Kaposi sarcoma is a type of cancer that develops in the lining of the blood and lymph vessels as a result of a human herpesvirus-8 (HHV-8) infection. An HHV-8 infection can cause the cells lining the blood and lymph vessels to begin dividing uncontrollably, and if the dividing cells invade surrounding tissues, the buildup of excess cells can form lesions in various parts of the body.
Kaposi sarcoma symptoms
The lesions associated with Kaposi sarcoma are most likely to develop on the skin of the face, legs or feet. These lesions are typically painless and often resemble bruises. Lesions may also appear in the mouth, lymph nodes or genital area, and in rare cases, may form in the lungs or digestive tract.
Additional symptoms will vary depending on where the lesions develop within the body:
- Mouth – Lesions in the mouth can make it difficult to eat, swallow and speak.
- Lungs – Lesions in the lungs can cause coughing and difficulty breathing and may also lead to a chest infection.
- Legs – If lesions on the legs produce painful swelling (lymphoedema), it may be difficult to move around.
- Lymph nodes – Lesions in the lymph nodes can cause painful swelling within the arms and legs.
Kaposi sarcoma causes and risk factors
As noted above, Kaposi sarcoma is primarily caused by a human herpesvirus-8 (HHV-8) infection. This type of infection is more likely to develop in an individual with a weakened immune system. So, someone will have a higher risk of contracting an HHV-8 infection—and in turn, Kaposi sarcoma—if they have human immunodeficiency virus (HIV) or take immunosuppressant medication (for example, corticosteroids). Older men of Jewish or Mediterranean descent, as well as young men in Africa, are also more likely to develop Kaposi sarcoma.
Kaposi sarcoma diagnosis
The method used to diagnose Kaposi sarcoma will depend on where the resulting lesions are located. For example, if someone has a skin lesion that suggests the presence of Kaposi sarcoma, a physician will typically perform a biopsy to confirm the diagnosis. But if the person’s lesions are internal, then the physician will likely order one or more of the following diagnostic tests:
- Chest X-ray
- Computed tomography (CT) scan
- Fecal occult blood test
- Upper endoscopy
Kaposi sarcoma treatment
Treatment for Kaposi sarcoma will vary based on factors such as the patient’s overall health, the number and location of lesions present and whether the lesions are causing any discomfort. For example, small skin lesions may be treated using:

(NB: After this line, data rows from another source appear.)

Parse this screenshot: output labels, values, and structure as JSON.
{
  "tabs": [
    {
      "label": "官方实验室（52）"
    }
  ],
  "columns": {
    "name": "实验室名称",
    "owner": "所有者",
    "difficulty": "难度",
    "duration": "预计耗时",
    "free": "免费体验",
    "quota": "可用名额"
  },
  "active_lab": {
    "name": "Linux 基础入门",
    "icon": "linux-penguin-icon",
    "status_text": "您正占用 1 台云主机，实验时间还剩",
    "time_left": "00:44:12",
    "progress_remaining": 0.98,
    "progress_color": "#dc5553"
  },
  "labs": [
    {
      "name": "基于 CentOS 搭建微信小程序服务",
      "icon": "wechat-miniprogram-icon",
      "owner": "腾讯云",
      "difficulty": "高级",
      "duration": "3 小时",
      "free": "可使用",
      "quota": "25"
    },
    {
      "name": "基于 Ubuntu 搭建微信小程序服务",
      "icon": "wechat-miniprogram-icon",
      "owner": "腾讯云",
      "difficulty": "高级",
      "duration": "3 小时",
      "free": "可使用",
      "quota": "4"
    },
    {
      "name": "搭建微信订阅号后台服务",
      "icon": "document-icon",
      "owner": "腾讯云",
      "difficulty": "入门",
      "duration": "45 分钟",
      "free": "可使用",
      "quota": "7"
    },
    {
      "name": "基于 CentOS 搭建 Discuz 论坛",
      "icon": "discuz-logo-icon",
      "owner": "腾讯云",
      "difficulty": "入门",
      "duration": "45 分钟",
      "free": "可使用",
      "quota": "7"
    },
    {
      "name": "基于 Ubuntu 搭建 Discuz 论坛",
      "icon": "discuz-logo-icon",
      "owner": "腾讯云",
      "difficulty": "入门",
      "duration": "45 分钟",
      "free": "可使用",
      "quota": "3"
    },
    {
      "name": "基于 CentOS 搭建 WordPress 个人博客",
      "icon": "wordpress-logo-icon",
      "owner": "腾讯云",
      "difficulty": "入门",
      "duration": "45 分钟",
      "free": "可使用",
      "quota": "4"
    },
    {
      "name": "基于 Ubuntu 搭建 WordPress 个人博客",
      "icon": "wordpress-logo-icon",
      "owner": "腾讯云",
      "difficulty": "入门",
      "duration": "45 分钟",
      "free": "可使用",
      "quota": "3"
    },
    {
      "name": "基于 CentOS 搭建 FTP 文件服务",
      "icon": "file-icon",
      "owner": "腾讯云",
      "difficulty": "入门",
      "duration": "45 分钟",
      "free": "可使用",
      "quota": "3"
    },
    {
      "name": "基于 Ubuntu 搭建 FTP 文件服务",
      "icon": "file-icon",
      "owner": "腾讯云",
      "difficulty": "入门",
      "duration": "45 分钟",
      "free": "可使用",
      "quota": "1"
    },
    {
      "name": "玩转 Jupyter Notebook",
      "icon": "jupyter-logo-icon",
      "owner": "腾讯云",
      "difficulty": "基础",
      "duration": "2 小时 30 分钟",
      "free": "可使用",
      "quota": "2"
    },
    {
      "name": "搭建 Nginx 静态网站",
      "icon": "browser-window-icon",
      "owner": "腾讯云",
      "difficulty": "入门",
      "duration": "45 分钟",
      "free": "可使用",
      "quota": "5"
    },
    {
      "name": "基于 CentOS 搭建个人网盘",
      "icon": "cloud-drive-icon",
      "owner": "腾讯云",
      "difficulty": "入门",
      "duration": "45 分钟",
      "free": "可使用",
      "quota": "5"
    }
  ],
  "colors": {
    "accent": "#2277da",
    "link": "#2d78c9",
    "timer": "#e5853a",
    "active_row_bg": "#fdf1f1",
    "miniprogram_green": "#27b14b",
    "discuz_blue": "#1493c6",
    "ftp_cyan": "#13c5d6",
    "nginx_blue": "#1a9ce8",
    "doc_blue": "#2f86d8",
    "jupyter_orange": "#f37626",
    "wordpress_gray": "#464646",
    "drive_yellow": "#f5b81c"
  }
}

- Surgery (excision)
- Burning (electrodessication)
- Freezing (cryotherapy)
- Low-dose radiation therapy
- Retinoid application
It’s also common for Kaposi sarcoma treatment to involve taking steps to strengthen the immune system. Individuals with compromised immune systems need to be extra cautious, since many of the treatments traditionally used to fight cancer—for example, chemotherapy—could be detrimental to their health.

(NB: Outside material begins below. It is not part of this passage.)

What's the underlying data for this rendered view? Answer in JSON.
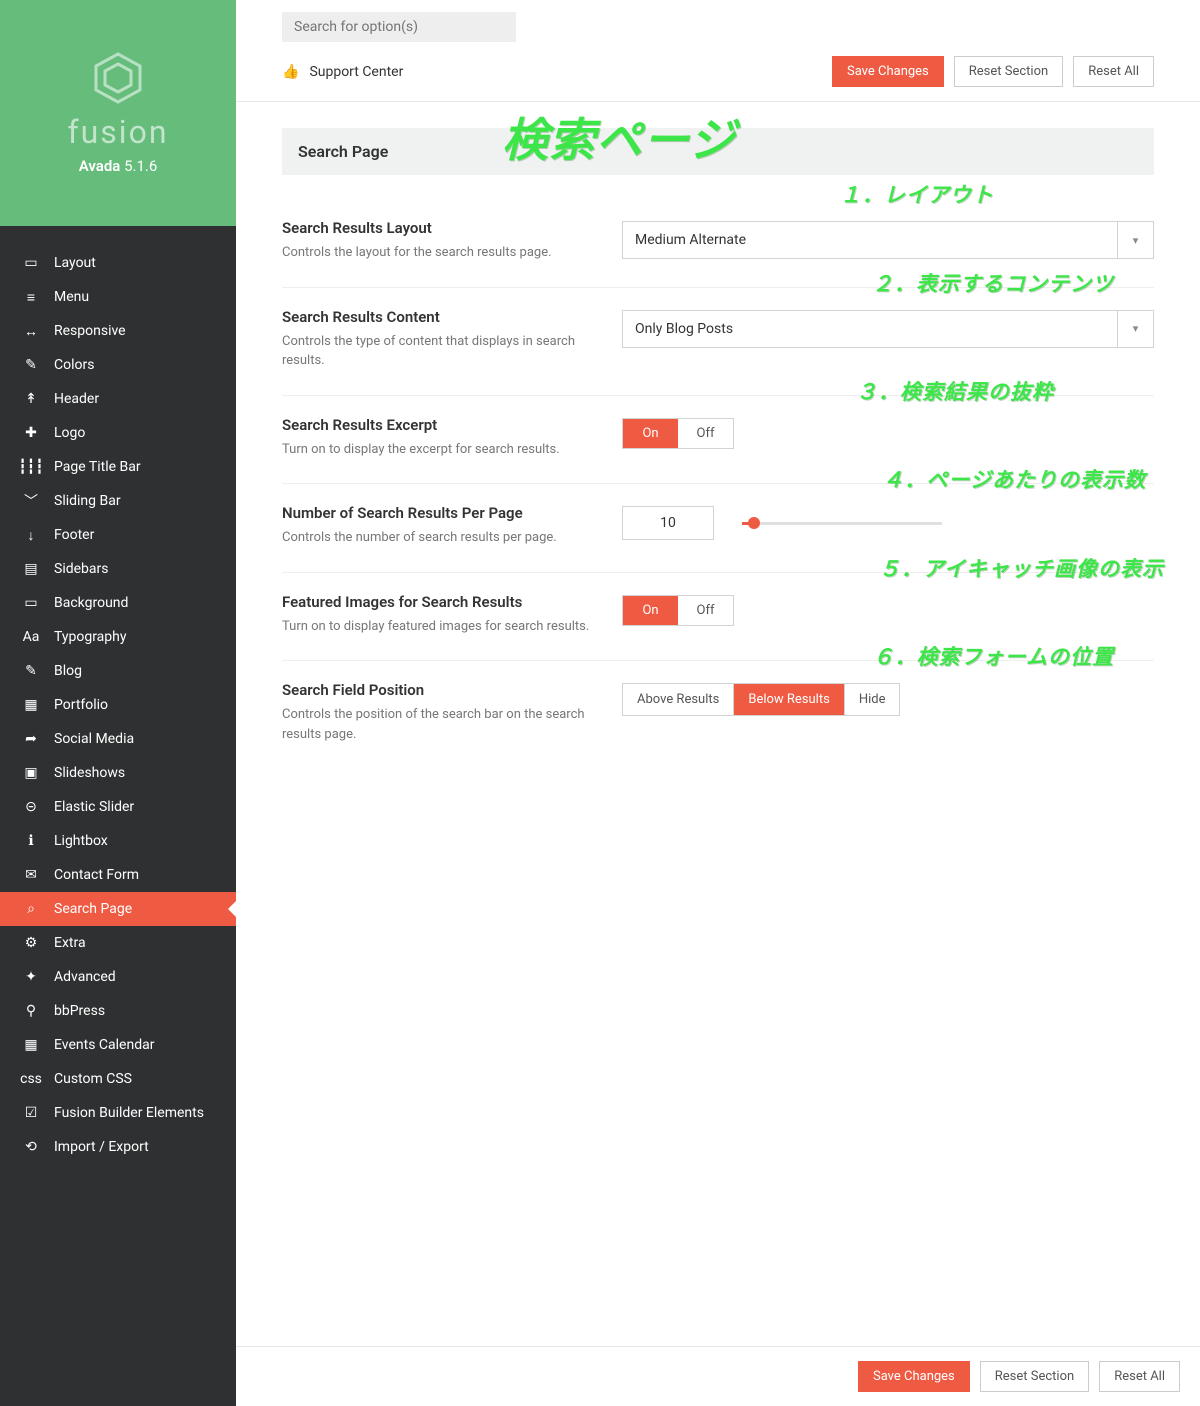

Treatment for Kaposi sarcoma at Moffitt
If you’re experiencing the symptoms of Kaposi sarcoma, it’s important to not delay seeking professional advice. Fortunately, you can turn to Moffitt Cancer Center, the only National Cancer Institute Comprehensive Cancer Center based in Florida. Our experienced providers are highly skilled at treating Kaposi sarcoma and various other types of sarcomas, and after diagnosing exactly what’s causing your symptoms, we’ll develop a customized treatment approach that’s perfectly individualized to your needs.

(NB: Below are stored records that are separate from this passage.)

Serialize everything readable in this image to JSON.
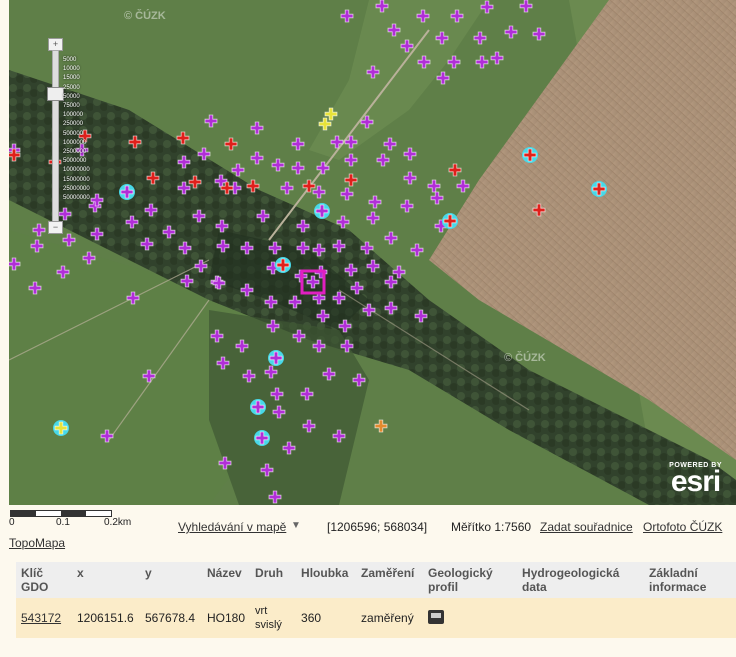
{
  "watermarks": {
    "top": "© ČÚZK",
    "mid": "© ČÚZK"
  },
  "zoom": {
    "plus": "+",
    "minus": "−",
    "scales": [
      "5000",
      "10000",
      "15000",
      "25000",
      "50000",
      "75000",
      "100000",
      "250000",
      "500000",
      "1000000",
      "2500000",
      "5000000",
      "10000000",
      "15000000",
      "25000000",
      "50000000"
    ],
    "level_fraction": 0.23
  },
  "esri": {
    "powered": "POWERED BY",
    "name": "esri"
  },
  "scale": {
    "l0": "0",
    "l1": "0.1",
    "l2": "0.2km"
  },
  "toolbar": {
    "search": "Vyhledávání v mapě",
    "coords": "[1206596; 568034]",
    "scale": "Měřítko 1:7560",
    "enter_coords": "Zadat souřadnice",
    "ortho": "Ortofoto ČÚZK",
    "topo": "TopoMapa"
  },
  "table": {
    "headers": [
      "Klíč GDO",
      "x",
      "y",
      "Název",
      "Druh",
      "Hloubka",
      "Zaměření",
      "Geologický profil",
      "Hydrogeologická data",
      "Základní informace"
    ],
    "row": {
      "key": "543172",
      "x": "1206151.6",
      "y": "567678.4",
      "name": "HO180",
      "type": "vrt svislý",
      "depth": "360",
      "survey": "zaměřený"
    }
  },
  "colors": {
    "purple": "#b12ed8",
    "red": "#e0201b",
    "yellow": "#e8e33a",
    "orange": "#e38a2e",
    "cyan": "#48d8e8",
    "highlight": "#e020c0"
  }
}
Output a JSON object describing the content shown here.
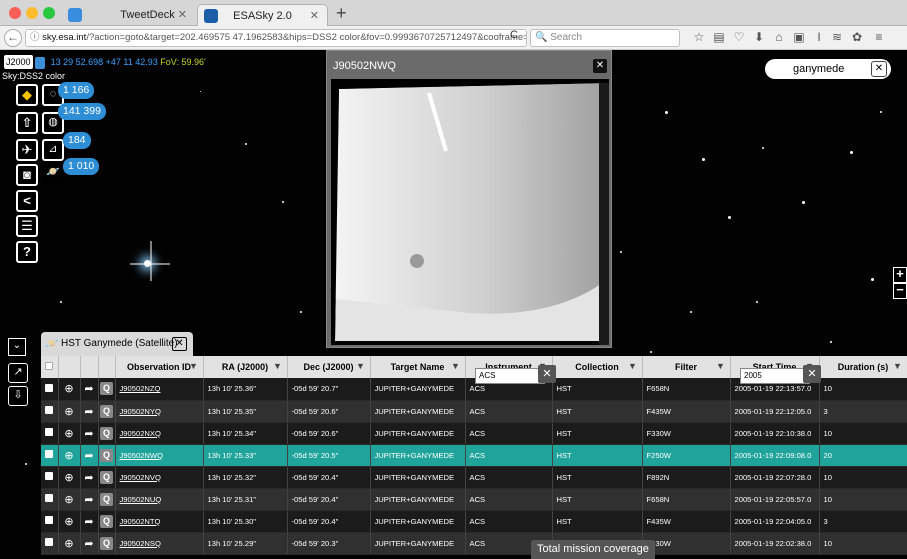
{
  "browser": {
    "tabs": [
      {
        "label": "TweetDeck"
      },
      {
        "label": "ESASky 2.0"
      }
    ],
    "url_domain": "sky.esa.int",
    "url_rest": "/?action=goto&target=202.469575 47.1962583&hips=DSS2 color&fov=0.9993670725712497&cooframe=J200",
    "search_placeholder": "Search"
  },
  "sky": {
    "frame": "J2000",
    "coordinates": "13 29 52.698 +47 11 42.93",
    "fov": "FoV: 59.96'",
    "survey_label": "Sky:DSS2 color",
    "target_search_value": "ganymede"
  },
  "counts": {
    "images": "1 166",
    "catalogues": "141 399",
    "spectra": "184",
    "ssos": "1 010"
  },
  "popup": {
    "title": "J90502NWQ"
  },
  "panel": {
    "tab_label": "HST Ganymede (Satellite)"
  },
  "table": {
    "columns": [
      "Observation ID",
      "RA (J2000)",
      "Dec (J2000)",
      "Target Name",
      "Instrument",
      "Collection",
      "Filter",
      "Start Time",
      "Duration (s)"
    ],
    "instrument_filter": "ACS",
    "start_time_filter": "2005",
    "rows": [
      [
        "J90502NZQ",
        "13h 10' 25.36\"",
        "-05d 59' 20.7\"",
        "JUPITER+GANYMEDE",
        "ACS",
        "HST",
        "F658N",
        "2005-01-19 22:13:57.0",
        "10"
      ],
      [
        "J90502NYQ",
        "13h 10' 25.35\"",
        "-05d 59' 20.6\"",
        "JUPITER+GANYMEDE",
        "ACS",
        "HST",
        "F435W",
        "2005-01-19 22:12:05.0",
        "3"
      ],
      [
        "J90502NXQ",
        "13h 10' 25.34\"",
        "-05d 59' 20.6\"",
        "JUPITER+GANYMEDE",
        "ACS",
        "HST",
        "F330W",
        "2005-01-19 22:10:38.0",
        "10"
      ],
      [
        "J90502NWQ",
        "13h 10' 25.33\"",
        "-05d 59' 20.5\"",
        "JUPITER+GANYMEDE",
        "ACS",
        "HST",
        "F250W",
        "2005-01-19 22:09:08.0",
        "20"
      ],
      [
        "J90502NVQ",
        "13h 10' 25.32\"",
        "-05d 59' 20.4\"",
        "JUPITER+GANYMEDE",
        "ACS",
        "HST",
        "F892N",
        "2005-01-19 22:07:28.0",
        "10"
      ],
      [
        "J90502NUQ",
        "13h 10' 25.31\"",
        "-05d 59' 20.4\"",
        "JUPITER+GANYMEDE",
        "ACS",
        "HST",
        "F658N",
        "2005-01-19 22:05:57.0",
        "10"
      ],
      [
        "J90502NTQ",
        "13h 10' 25.30\"",
        "-05d 59' 20.4\"",
        "JUPITER+GANYMEDE",
        "ACS",
        "HST",
        "F435W",
        "2005-01-19 22:04:05.0",
        "3"
      ],
      [
        "J90502NSQ",
        "13h 10' 25.29\"",
        "-05d 59' 20.3\"",
        "JUPITER+GANYMEDE",
        "ACS",
        "HST",
        "F330W",
        "2005-01-19 22:02:38.0",
        "10"
      ]
    ],
    "selected_row": 3
  },
  "coverage_label": "Total mission coverage",
  "colors": {
    "accent": "#2d8ed6",
    "selected_row": "#1fa39a",
    "fov_text": "#c5d820"
  }
}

You can request a consultation at Moffitt Cancer Center by calling us at 1-888-663-3488 or filling out a new patient registration form online. When you do, we’ll connect you to a cancer expert within just one day. We know how stressful it can be to wait on a potential cancer diagnosis, so we’re taking steps to ensure that our patients have the support they need every step of the way.